I will be happy to answer any enquiries you might have.

Your therapist at 4 Balance and health Edwige Cabanetos

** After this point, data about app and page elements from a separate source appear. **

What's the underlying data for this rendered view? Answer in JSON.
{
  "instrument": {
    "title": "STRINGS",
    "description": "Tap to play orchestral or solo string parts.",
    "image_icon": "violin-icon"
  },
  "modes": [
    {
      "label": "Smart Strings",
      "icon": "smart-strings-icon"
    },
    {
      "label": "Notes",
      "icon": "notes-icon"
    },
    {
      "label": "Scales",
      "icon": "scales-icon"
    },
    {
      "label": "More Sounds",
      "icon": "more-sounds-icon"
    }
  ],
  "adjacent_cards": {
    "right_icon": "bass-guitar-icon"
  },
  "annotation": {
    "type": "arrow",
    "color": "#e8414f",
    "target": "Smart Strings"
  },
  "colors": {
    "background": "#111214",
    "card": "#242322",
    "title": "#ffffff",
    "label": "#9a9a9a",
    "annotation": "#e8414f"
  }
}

Therapies offered at 4 Balance and Health are not substitutes for traditional medical care by your GP, they are complementary therapies that may be used in conjunction with conventional medicine. Should you be aware of any reasons why these therapies are contra-indicated to you or you have a serious health problem, please consult your GP prior to their use.